Find the string "category" in the records and copy each line where it occurs.
════
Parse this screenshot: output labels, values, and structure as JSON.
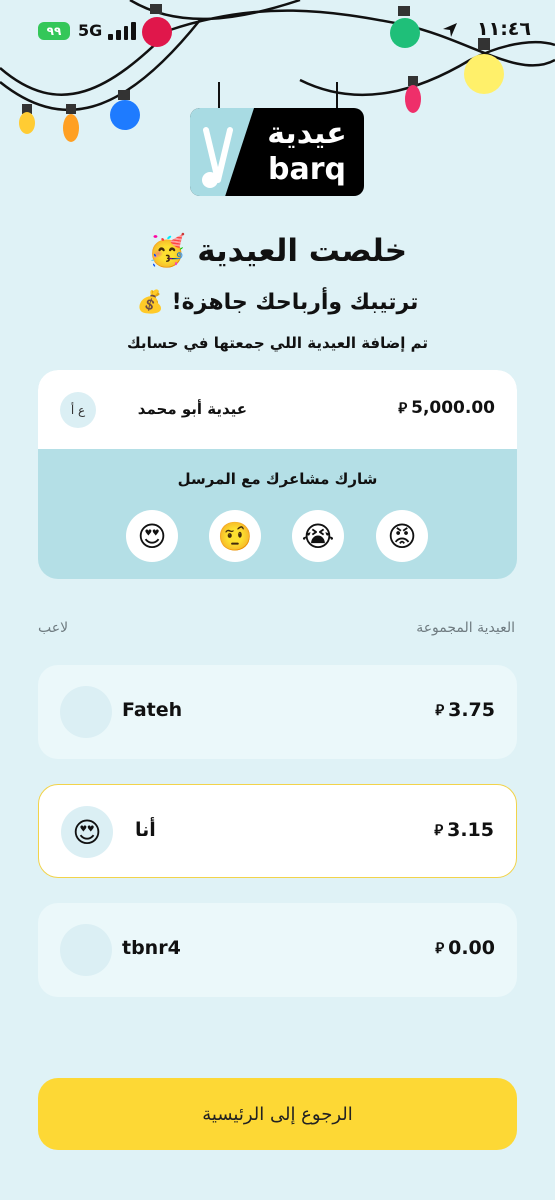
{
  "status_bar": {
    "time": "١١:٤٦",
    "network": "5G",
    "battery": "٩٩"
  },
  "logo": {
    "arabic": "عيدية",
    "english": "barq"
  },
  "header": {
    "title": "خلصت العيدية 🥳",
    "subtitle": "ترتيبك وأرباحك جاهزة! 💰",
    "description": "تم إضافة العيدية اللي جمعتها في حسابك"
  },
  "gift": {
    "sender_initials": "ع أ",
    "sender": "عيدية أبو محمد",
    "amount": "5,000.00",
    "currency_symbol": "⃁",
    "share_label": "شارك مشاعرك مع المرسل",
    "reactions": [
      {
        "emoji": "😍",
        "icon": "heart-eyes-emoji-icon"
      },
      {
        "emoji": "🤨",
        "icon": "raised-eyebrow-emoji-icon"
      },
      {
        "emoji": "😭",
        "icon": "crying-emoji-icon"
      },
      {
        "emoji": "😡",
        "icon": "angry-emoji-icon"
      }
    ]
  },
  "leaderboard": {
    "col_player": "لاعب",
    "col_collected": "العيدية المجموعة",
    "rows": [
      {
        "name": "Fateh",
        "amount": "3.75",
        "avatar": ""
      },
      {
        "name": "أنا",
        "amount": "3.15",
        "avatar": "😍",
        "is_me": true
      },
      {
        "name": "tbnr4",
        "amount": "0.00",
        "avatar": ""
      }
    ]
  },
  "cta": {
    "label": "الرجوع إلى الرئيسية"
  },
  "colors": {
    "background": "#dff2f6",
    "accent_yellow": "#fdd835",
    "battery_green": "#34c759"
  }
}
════
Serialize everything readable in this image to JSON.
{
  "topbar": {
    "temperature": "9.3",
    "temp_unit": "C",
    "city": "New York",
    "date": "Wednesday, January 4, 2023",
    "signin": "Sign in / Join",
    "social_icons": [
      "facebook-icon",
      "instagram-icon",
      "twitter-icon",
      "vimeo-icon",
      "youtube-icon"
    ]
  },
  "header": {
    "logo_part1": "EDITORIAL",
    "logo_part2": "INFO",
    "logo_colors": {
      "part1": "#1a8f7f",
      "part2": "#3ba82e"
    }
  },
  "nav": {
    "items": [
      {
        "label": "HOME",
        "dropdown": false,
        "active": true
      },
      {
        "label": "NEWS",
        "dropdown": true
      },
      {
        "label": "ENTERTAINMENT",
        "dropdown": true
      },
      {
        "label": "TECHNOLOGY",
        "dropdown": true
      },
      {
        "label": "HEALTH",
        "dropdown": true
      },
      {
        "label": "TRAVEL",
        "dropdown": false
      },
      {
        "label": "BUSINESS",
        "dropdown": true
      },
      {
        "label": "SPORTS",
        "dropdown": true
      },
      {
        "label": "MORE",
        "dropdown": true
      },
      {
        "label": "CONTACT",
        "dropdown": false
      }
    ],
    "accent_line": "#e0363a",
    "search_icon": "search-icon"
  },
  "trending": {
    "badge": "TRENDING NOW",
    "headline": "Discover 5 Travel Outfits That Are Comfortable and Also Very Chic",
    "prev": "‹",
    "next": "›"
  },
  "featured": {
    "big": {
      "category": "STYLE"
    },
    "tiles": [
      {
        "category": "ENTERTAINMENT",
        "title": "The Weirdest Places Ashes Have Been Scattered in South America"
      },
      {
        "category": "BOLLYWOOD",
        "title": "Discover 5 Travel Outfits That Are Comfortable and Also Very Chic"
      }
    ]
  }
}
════
Exercise solution »
      "category": "STYLE"
        "category": "ENTERTAINMENT",
        "category": "BOLLYWOOD",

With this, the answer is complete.